◆ **Work instruction**
Copy out each line of the listing below where the string "header" appears.

◆ **Data supplied**
----

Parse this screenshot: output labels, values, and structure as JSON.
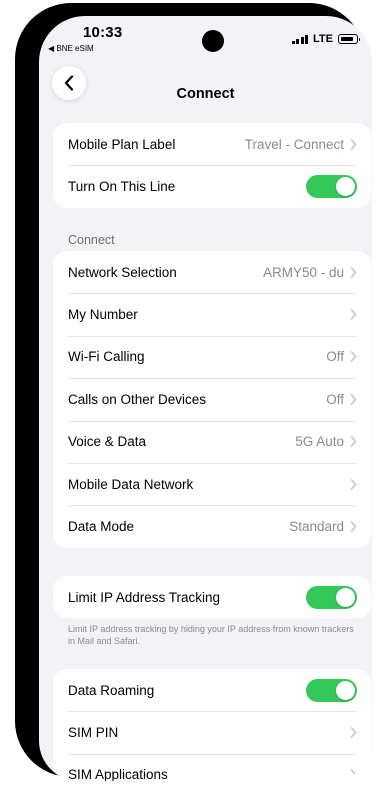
{
  "status_bar": {
    "time": "10:33",
    "back_app": "◀ BNE eSIM",
    "network": "LTE"
  },
  "nav": {
    "title": "Connect",
    "back_icon": "chevron-left-icon"
  },
  "plan_group": [
    {
      "label": "Mobile Plan Label",
      "value": "Travel - Connect",
      "type": "chevron"
    },
    {
      "label": "Turn On This Line",
      "type": "toggle",
      "on": true
    }
  ],
  "connect_section": {
    "header": "Connect",
    "items": [
      {
        "label": "Network Selection",
        "value": "ARMY50 - du"
      },
      {
        "label": "My Number",
        "value": ""
      },
      {
        "label": "Wi-Fi Calling",
        "value": "Off"
      },
      {
        "label": "Calls on Other Devices",
        "value": "Off"
      },
      {
        "label": "Voice & Data",
        "value": "5G Auto"
      },
      {
        "label": "Mobile Data Network",
        "value": ""
      },
      {
        "label": "Data Mode",
        "value": "Standard"
      }
    ]
  },
  "ip_tracking": {
    "label": "Limit IP Address Tracking",
    "on": true,
    "footer": "Limit IP address tracking by hiding your IP address from known trackers in Mail and Safari."
  },
  "roaming_group": [
    {
      "label": "Data Roaming",
      "type": "toggle",
      "on": true
    },
    {
      "label": "SIM PIN",
      "type": "chevron"
    },
    {
      "label": "SIM Applications",
      "type": "chevron"
    }
  ],
  "colors": {
    "toggle_on": "#34c759",
    "background": "#f2f2f7",
    "secondary_text": "#8a8a8e"
  }
}
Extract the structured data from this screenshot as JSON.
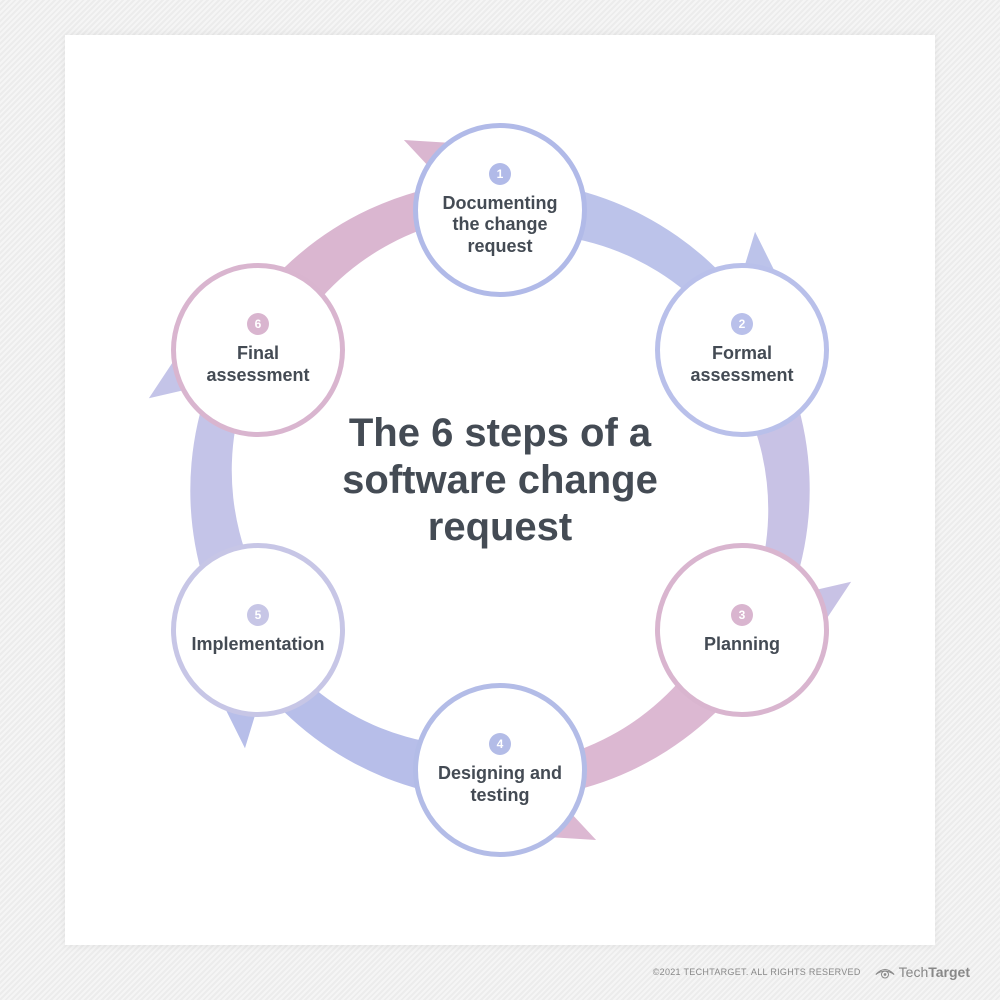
{
  "title": "The 6 steps of a software change request",
  "steps": [
    {
      "n": "1",
      "label": "Documenting the change request",
      "color": "#b1bae8",
      "numBg": "#b1bae8"
    },
    {
      "n": "2",
      "label": "Formal assessment",
      "color": "#b9c0ea",
      "numBg": "#b9c0ea"
    },
    {
      "n": "3",
      "label": "Planning",
      "color": "#d9b5cf",
      "numBg": "#d9b5cf"
    },
    {
      "n": "4",
      "label": "Designing and testing",
      "color": "#b3bce7",
      "numBg": "#b3bce7"
    },
    {
      "n": "5",
      "label": "Implementation",
      "color": "#c7c6e6",
      "numBg": "#c7c6e6"
    },
    {
      "n": "6",
      "label": "Final assessment",
      "color": "#d9b5cf",
      "numBg": "#d9b5cf"
    }
  ],
  "arrows": [
    {
      "fill": "#bcc3ea"
    },
    {
      "fill": "#c8c2e5"
    },
    {
      "fill": "#dcb8d2"
    },
    {
      "fill": "#b7bee9"
    },
    {
      "fill": "#c4c4e8"
    },
    {
      "fill": "#dab6d0"
    }
  ],
  "footer": {
    "copyright": "©2021 TECHTARGET. ALL RIGHTS RESERVED",
    "logoLight": "Tech",
    "logoBold": "Target"
  }
}
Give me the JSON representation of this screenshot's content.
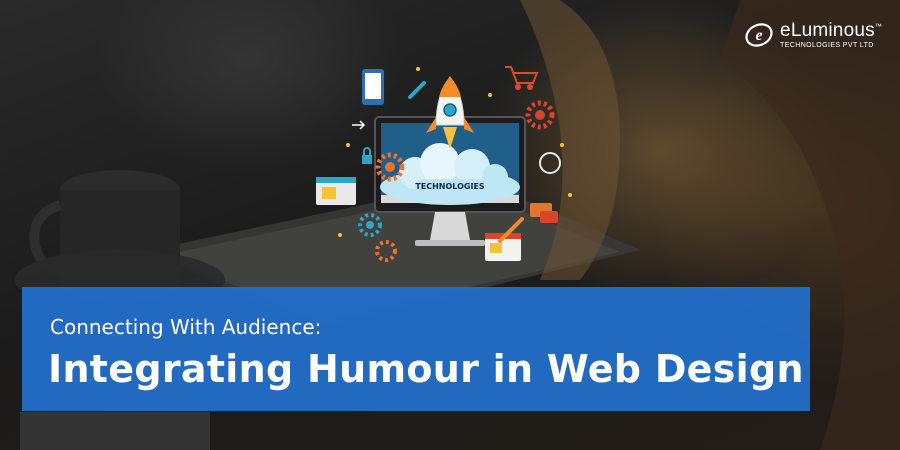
{
  "brand": {
    "name": "eLuminous",
    "trademark": "™",
    "tagline": "TECHNOLOGIES PVT LTD",
    "mark_letter": "e"
  },
  "headline": {
    "subtitle": "Connecting With Audience:",
    "title": "Integrating Humour in Web Design"
  },
  "illustration": {
    "monitor_label": "TECHNOLOGIES"
  },
  "colors": {
    "title_box": "#2270CD",
    "text": "#FFFFFF",
    "rocket_orange": "#F28C28",
    "gear_orange": "#E8732A",
    "gear_red": "#D9452B",
    "gear_teal": "#2BA6C9",
    "cloud": "#BFE6F5"
  }
}
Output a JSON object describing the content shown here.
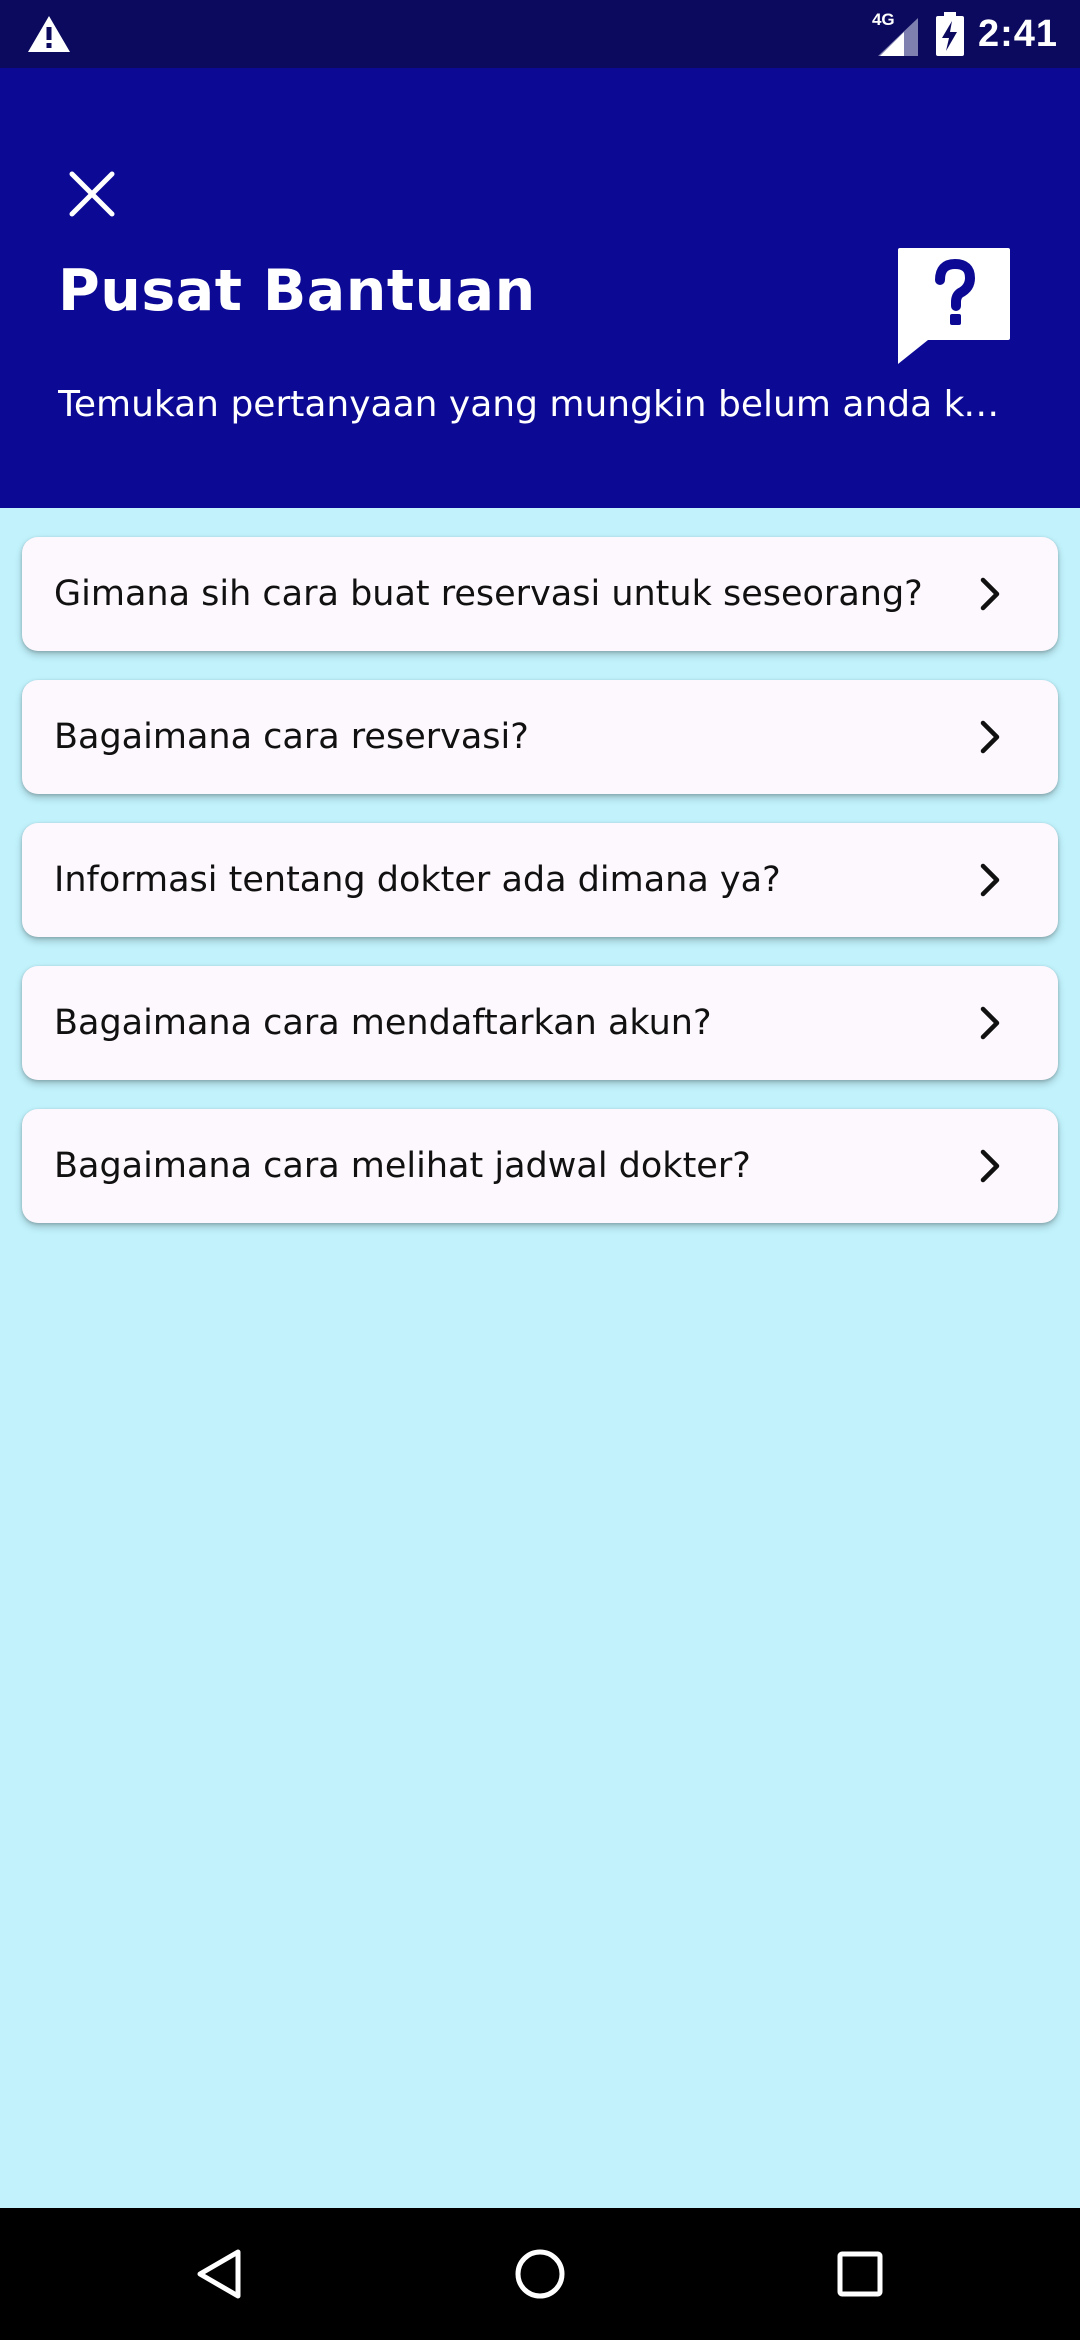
{
  "status_bar": {
    "network": "4G",
    "time": "2:41",
    "warning_icon": "warning-icon",
    "signal_icon": "signal-icon",
    "battery_icon": "battery-charging-icon"
  },
  "header": {
    "title": "Pusat Bantuan",
    "subtitle": "Temukan pertanyaan yang mungkin belum anda ketahui",
    "close_icon": "close-icon",
    "illustration_icon": "help-question-bubble-icon",
    "background_color": "#0c0a94"
  },
  "faq": {
    "items": [
      {
        "label": "Gimana sih cara buat reservasi untuk seseorang?"
      },
      {
        "label": "Bagaimana cara reservasi?"
      },
      {
        "label": "Informasi tentang dokter ada dimana ya?"
      },
      {
        "label": "Bagaimana cara mendaftarkan akun?"
      },
      {
        "label": "Bagaimana cara melihat jadwal dokter?"
      }
    ],
    "chevron_icon": "chevron-right-icon"
  },
  "navigation": {
    "back_icon": "back-triangle-icon",
    "home_icon": "home-circle-icon",
    "recents_icon": "recents-square-icon"
  },
  "colors": {
    "status_bar": "#0b0a5e",
    "header": "#0c0a94",
    "page_background": "#c2f3fd",
    "card_background": "#fdf8fd"
  }
}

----

◆ **Written answer**
    "header": "Connect",
  "header": {
    "header": "#0c0a94",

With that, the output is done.